When I started my PhD I was lucky to already have a few papers published from when I was working as a full-time RA. Granted, I was nth author on most of those papers (where n > 1), but I was first author on one of them.

That was totally cool. I had an idea, tried it out, and it worked! I wrote a really short paper and got it published! The whole process was easy, but it skewed my idea of what scientific publishing was like.

You see, I really care about my thesis research... it's not a side project or a neat data analysis idea. It matters to me. And now that my papers are starting to get rejected I've come to realize that I need to rethink my notion of "finished".

When I started grad school, here's how I thought the academic scientific process worked:
  1. Have awesome idea.
  2. Do awesome research and be most excellent.
  3. Write well and present your data clearly.
  4. Send to journal.
  5. Get reviewed.
  6. Get helpful feedback from your peers.
  7. Nature paper!
 What I'm coming to realize is that it can work a bit more like this:
  1. Have awesome idea.
  2. Do awesome research and be most excellent.
  3. Write well and present your data clearly.
  4. Send to coauthors.
  5. Rewrite... and iterate...
  6. Finally send to journal.
  7. Get reviewed.
  8. Get helpful feedback from your peers.
  9. Have editor reject you anyway.
  10. WTF?
  11. Send to daughter journal after addressing reviewer's comments and reiterating with coauthors again.
  12. Don't get reviewed!?! Argh!
  13. Send to another journal.
  14. Get reviewed! Phew!
  15. Get helpful feedback from your peers.
  16. Have editor reject you anyway but leave the door open to keep your hopes up. GRR!
  17. Get a real job where you get paid more than what you'd be making if you went on unemployment and actually see a project to completion in less than a year.
Okay, I'm not actually doing step 17, but it is pretty sad that most PhD students make less than unemployment...

Anyway, my point here is that previously I thought that, as soon as I did all the "hard" work of data analysis and writing, I would be done. But there's a lot of steps after that. There is a lot of extra work that needs to be done before a project is really finished.
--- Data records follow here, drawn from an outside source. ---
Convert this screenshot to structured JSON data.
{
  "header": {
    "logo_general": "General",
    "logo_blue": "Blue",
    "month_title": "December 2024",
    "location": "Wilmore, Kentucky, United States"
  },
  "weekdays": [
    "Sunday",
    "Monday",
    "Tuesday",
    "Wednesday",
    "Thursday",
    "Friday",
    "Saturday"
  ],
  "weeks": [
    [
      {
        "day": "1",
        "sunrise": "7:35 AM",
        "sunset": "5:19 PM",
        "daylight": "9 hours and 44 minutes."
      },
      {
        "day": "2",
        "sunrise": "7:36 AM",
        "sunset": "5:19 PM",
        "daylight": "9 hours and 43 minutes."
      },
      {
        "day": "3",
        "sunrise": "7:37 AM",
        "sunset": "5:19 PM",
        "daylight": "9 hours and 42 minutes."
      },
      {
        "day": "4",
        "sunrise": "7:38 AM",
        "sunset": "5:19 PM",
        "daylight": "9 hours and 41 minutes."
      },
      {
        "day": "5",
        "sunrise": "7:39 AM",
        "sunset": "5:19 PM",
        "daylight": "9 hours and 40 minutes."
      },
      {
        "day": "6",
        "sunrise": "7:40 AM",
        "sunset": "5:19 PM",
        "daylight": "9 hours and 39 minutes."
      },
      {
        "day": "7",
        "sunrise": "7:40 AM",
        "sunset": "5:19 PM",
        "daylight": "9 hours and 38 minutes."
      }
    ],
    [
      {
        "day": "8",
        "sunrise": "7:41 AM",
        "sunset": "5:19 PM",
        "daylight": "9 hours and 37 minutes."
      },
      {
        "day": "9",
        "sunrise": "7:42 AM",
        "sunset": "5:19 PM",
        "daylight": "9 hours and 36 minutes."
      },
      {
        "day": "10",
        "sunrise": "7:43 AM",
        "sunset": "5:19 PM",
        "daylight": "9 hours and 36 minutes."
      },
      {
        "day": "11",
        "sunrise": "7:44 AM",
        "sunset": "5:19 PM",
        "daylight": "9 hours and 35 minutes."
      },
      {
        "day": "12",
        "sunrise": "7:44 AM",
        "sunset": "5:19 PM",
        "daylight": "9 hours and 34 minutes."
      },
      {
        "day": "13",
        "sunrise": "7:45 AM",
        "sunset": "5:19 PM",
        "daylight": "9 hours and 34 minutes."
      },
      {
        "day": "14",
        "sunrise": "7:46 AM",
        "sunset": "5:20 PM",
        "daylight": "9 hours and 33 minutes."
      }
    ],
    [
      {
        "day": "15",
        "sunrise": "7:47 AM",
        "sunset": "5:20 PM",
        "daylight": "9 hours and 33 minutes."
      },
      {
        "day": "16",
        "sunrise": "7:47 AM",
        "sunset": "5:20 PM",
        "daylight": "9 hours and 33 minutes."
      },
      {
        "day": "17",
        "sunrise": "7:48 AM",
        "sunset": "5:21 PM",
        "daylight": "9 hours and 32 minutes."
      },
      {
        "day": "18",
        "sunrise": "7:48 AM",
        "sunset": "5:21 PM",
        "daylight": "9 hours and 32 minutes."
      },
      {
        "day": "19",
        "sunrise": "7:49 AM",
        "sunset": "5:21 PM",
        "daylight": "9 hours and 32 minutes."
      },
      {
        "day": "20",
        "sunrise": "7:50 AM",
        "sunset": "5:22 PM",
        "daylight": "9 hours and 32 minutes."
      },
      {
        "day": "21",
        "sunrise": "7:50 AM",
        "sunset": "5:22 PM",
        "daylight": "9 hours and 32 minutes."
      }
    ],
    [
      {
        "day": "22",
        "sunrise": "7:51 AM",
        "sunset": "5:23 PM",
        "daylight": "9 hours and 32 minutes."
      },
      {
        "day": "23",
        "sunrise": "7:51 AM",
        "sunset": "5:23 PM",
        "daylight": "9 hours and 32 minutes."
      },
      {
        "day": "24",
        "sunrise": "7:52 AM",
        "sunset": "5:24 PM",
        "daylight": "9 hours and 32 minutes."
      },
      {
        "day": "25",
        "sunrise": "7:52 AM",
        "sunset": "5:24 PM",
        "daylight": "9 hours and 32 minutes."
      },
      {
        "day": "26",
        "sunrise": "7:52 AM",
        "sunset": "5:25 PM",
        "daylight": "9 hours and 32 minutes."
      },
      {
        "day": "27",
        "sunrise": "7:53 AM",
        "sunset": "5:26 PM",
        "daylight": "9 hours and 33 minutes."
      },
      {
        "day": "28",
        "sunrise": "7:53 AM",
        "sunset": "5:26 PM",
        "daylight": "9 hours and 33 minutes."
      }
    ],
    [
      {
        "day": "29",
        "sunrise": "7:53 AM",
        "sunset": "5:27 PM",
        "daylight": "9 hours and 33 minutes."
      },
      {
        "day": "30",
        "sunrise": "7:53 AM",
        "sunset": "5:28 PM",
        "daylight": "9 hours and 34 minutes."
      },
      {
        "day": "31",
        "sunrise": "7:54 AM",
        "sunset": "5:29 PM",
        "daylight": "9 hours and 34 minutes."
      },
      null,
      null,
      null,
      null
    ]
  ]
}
It's very frustrating to do so much work only to have to rework it so many times.

Nevertheless, it's still amazing to me that I get paid to think and have good ideas. I keep my own hours for the most part, and I really enjoy the work I do. I really can't complain that my papers aren't getting accepted into the top scientific journals--not all my work can be that awesome--but when you put so much time into something you do want to see it succeed.

It's the waiting to hear back that's the worst, though.